Estate Planning, Trusts, Probate

Estate Planning By Default


Published in

The Santa Monica Star

Volume XIX Number 9

September 2018

Planning Ahead:

Estate Planning By Default

By Lisa C. Alexander, Esq.

Lisa C. Alexander

is an attorney at

Jakle & Alexander, LLP

For further questions, regarding this topic, please contact Lisa at:


(310) 395-6555


They say more than 50% of us don’t have an estate plan. Estate planning costs money, it is unpleasant to think about death and incapacity, and often family dynamics create conflicts seemingly impossible to plan for.

But even if you don’t have a Will or Trust, you still have an estate plan. California law dictates how your estate will be distributed if you don’t plan otherwise. And how you take title to your home and how you set up your financial accounts can be a form of estate planning. For example, a home owned in joint tenancy means that if one joint tenant dies, the home will belong to the surviving joint tenant. A bank or brokerage account with a pay on death beneficiary will pass to the named beneficiary. A joint account will belong to the surviving joint account owner. That’s all great so long as it matches your wishes for how your estate should be distributed.

Here are some ways default estate planning can go wrong:

A share going to a minor child will be tied up in a Court Guardianship which could be avoided by a trust for the child that can be distributed without Court involvement.

A share going to a beneficiary with “special needs” will likely cause the beneficiary to lose eligibility for his or her pubic benefits. A Special Needs Trust for the beneficiary could preserve public benefits and provide for the many things public benefits don’t cover, including special therapies, a handicap accessible van, travel and entertainment, which would provide a better quality of life.
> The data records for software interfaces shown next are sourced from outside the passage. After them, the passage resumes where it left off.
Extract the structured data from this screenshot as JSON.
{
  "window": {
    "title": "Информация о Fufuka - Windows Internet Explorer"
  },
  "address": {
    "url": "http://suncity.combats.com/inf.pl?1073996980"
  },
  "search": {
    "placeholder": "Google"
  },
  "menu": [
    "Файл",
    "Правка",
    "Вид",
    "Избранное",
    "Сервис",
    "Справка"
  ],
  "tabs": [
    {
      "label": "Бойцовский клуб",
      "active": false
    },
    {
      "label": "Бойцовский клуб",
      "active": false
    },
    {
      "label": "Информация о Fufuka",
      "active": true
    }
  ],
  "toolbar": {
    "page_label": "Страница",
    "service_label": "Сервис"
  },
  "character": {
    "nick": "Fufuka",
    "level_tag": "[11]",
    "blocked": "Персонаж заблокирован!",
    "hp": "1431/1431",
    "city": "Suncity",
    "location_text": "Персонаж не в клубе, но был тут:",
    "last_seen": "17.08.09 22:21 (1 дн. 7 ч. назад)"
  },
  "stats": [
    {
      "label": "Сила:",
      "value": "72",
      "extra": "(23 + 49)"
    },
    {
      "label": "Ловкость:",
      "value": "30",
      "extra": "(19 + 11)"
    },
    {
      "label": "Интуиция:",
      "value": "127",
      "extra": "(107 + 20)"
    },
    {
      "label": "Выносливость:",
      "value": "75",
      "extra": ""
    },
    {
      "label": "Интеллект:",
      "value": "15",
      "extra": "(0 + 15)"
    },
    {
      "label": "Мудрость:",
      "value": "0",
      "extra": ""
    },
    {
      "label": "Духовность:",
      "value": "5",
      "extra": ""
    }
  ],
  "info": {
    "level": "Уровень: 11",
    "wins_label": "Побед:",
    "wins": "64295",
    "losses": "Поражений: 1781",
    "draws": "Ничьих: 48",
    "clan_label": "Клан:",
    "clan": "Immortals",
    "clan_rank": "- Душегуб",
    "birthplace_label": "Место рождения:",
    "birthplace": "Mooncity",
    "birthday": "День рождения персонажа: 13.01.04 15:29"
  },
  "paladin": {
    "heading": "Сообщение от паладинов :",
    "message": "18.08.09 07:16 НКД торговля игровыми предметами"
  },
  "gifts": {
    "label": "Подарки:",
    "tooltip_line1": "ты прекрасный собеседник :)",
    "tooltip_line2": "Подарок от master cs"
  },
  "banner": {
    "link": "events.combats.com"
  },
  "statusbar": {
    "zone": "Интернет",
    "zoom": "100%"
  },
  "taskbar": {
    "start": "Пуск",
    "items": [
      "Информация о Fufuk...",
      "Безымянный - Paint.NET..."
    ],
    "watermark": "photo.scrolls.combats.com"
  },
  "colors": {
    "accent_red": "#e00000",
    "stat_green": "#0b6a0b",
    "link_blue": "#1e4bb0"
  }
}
A joint account intended for convenience only, may belong to the surviving joint account holder and not other family members, even if that was not the intent. There are better ways to provide another person access to accounts, including signing authority, without putting them on the account.

Adding pay on death beneficiaries to accounts based on current account balances can result in great disparity of inheritance if years later one account has been drawn down and not another. What was intended to be equal ends up not. This could be avoided by a Will or Trust providing for equal distribution of all assets owned at death, instead of account by account.

Without a Will or Trust, community property will all go to the surviving spouse, but not separate property. If there are no children, separate property could end up going to your sister or brother, not your husband or wife. Only a Will or Trust or beneficiary designation would prevent such an unintended result.

The moral of the story is to make your own estate plan that matches your wishes. It’s easy to put it off, but don’t.